One theory behind the composition of five spice powder is that it is intended to incorporate the five main flavors of sweet, sour, salty, bitter and pungent. In truth, there is nothing salty in the traditional five spice blend. Also, in the culinary arts, pungent (or spicy) is not typically considered a flavor in its own right. Still, the theory that five spice encompasses a balance of the main flavors, in accordance with the balancing philosophy of yin and yang, is widely cited.
The traditional five spice powder is made of ground cloves, cinnamon, fennel seeds, star anise and Szechuan pepper. This makes for a potent blend, and five spice is best used in moderation.
Five spice powder can be used for seasoning meats and poultry, in marinades or in spice rubs. Because it is also sweet and aromatic, five spice can be used in flavoring desserts as well as savory dishes.

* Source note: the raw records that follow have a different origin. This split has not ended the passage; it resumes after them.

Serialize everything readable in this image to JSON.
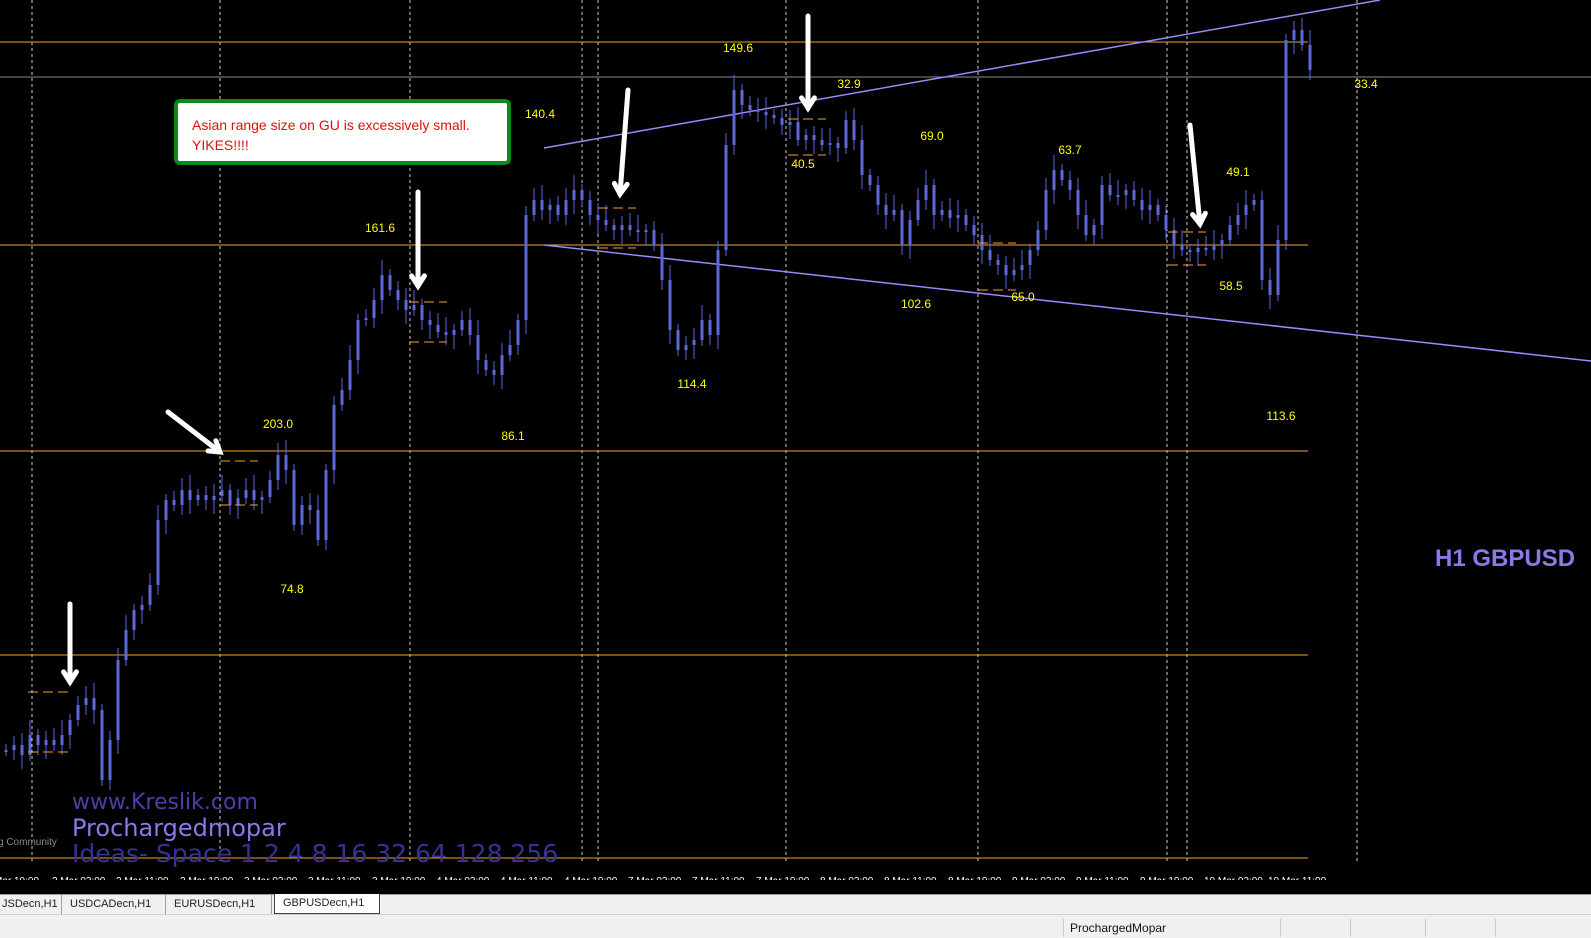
{
  "window": {
    "type": "trading-chart",
    "symbol_label": "H1 GBPUSD",
    "colors": {
      "background": "#000000",
      "candles": "#5b69d8",
      "range_lines": "#f0a030",
      "trendlines": "#9d86ff",
      "grid": "#ffffff",
      "range_labels": "#ffff00",
      "callout_text": "#e0100e",
      "callout_border": "#0c8a1c"
    }
  },
  "callout": {
    "line1": "Asian range size on GU is excessively small.",
    "line2": "YIKES!!!!"
  },
  "range_labels": [
    "203.0",
    "74.8",
    "161.6",
    "86.1",
    "140.4",
    "114.4",
    "149.6",
    "32.9",
    "40.5",
    "69.0",
    "102.6",
    "63.7",
    "65.0",
    "49.1",
    "58.5",
    "113.6",
    "33.4"
  ],
  "time_axis": [
    "Mar 19:00",
    "2 Mar 03:00",
    "2 Mar 11:00",
    "2 Mar 19:00",
    "3 Mar 03:00",
    "3 Mar 11:00",
    "3 Mar 19:00",
    "4 Mar 03:00",
    "4 Mar 11:00",
    "4 Mar 19:00",
    "7 Mar 03:00",
    "7 Mar 11:00",
    "7 Mar 19:00",
    "8 Mar 03:00",
    "8 Mar 11:00",
    "8 Mar 19:00",
    "9 Mar 03:00",
    "9 Mar 11:00",
    "9 Mar 19:00",
    "10 Mar 03:00",
    "10 Mar 11:00"
  ],
  "watermark": {
    "line1": "www.Kreslik.com",
    "line2": "Prochargedmopar",
    "line3": "Ideas- Space 1 2 4 8 16 32 64 128 256",
    "community": "g Community"
  },
  "tabs": [
    "JSDecn,H1",
    "USDCADecn,H1",
    "EURUSDecn,H1",
    "GBPUSDecn,H1"
  ],
  "active_tab": "GBPUSDecn,H1",
  "status_bar": {
    "profile": "ProchargedMopar"
  },
  "icons": [
    "arrow-annotation-icon"
  ]
}
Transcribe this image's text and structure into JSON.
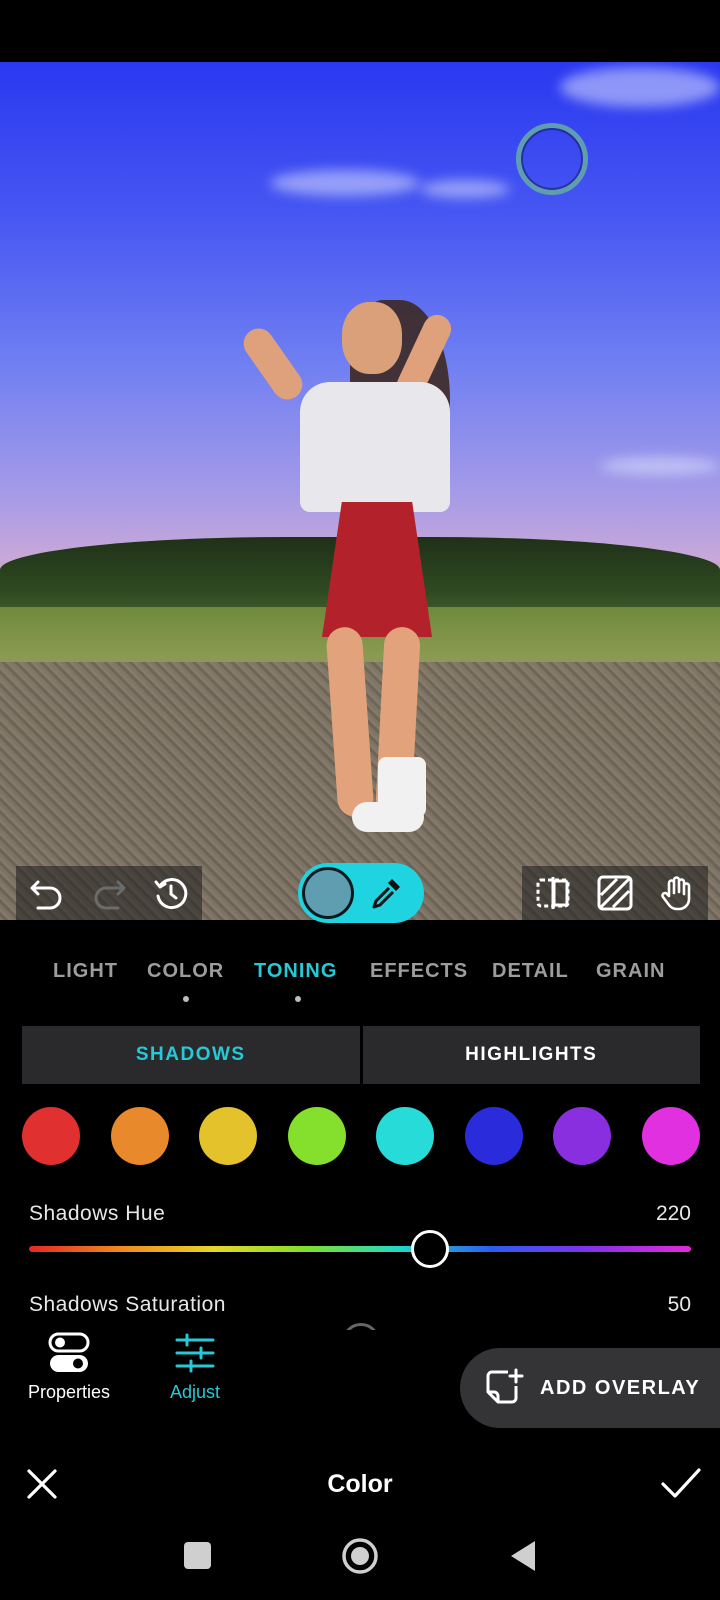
{
  "editor": {
    "tabs": [
      {
        "label": "LIGHT",
        "active": false,
        "has_dot": false
      },
      {
        "label": "COLOR",
        "active": false,
        "has_dot": true
      },
      {
        "label": "TONING",
        "active": true,
        "has_dot": true
      },
      {
        "label": "EFFECTS",
        "active": false,
        "has_dot": false
      },
      {
        "label": "DETAIL",
        "active": false,
        "has_dot": false
      },
      {
        "label": "GRAIN",
        "active": false,
        "has_dot": false
      }
    ],
    "segments": {
      "shadows": "SHADOWS",
      "highlights": "HIGHLIGHTS",
      "active": "shadows"
    },
    "swatches": [
      "#e03030",
      "#e8892c",
      "#e3c22c",
      "#84e02c",
      "#27dcd8",
      "#2a2cdc",
      "#8a2fe0",
      "#e030e0"
    ],
    "sliders": {
      "hue": {
        "label": "Shadows Hue",
        "value": "220",
        "fraction": 0.606
      },
      "saturation": {
        "label": "Shadows Saturation",
        "value": "50"
      }
    },
    "picked_color": "#5f9db0",
    "accent_color": "#27c9d6"
  },
  "bottom_tools": {
    "properties_label": "Properties",
    "adjust_label": "Adjust",
    "add_overlay_label": "ADD OVERLAY"
  },
  "action_bar": {
    "title": "Color",
    "cancel_icon": "close-icon",
    "confirm_icon": "check-icon"
  },
  "toolbar_icons": [
    "undo-icon",
    "redo-icon",
    "history-icon",
    "compare-split-icon",
    "mask-icon",
    "pan-hand-icon",
    "eyedropper-icon"
  ],
  "system_nav": [
    "recents-icon",
    "home-icon",
    "back-icon"
  ]
}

You could make your own five spice powder by grinding the spices yourself in a spice grinder or coffee grinder. But Szechuan pepper is not widely available, although it can be found in specialty spice shops or Asian markets. Also, the Szechuan peppers need to be toasted first, which adds another step to the process. Moreover, most stores sell bottled five spice powder, so it's really not necessary to make your own, especially if you won't be using very much of it.
The thing to remember with five spice powder is that its potency diminishes rapidly once the spices are ground. Thus five spice powder (and indeed all ground spices) should be stored in an airtight container and away from heat (i.e., not near the stove).
- Five spice powder
- Chinese five spice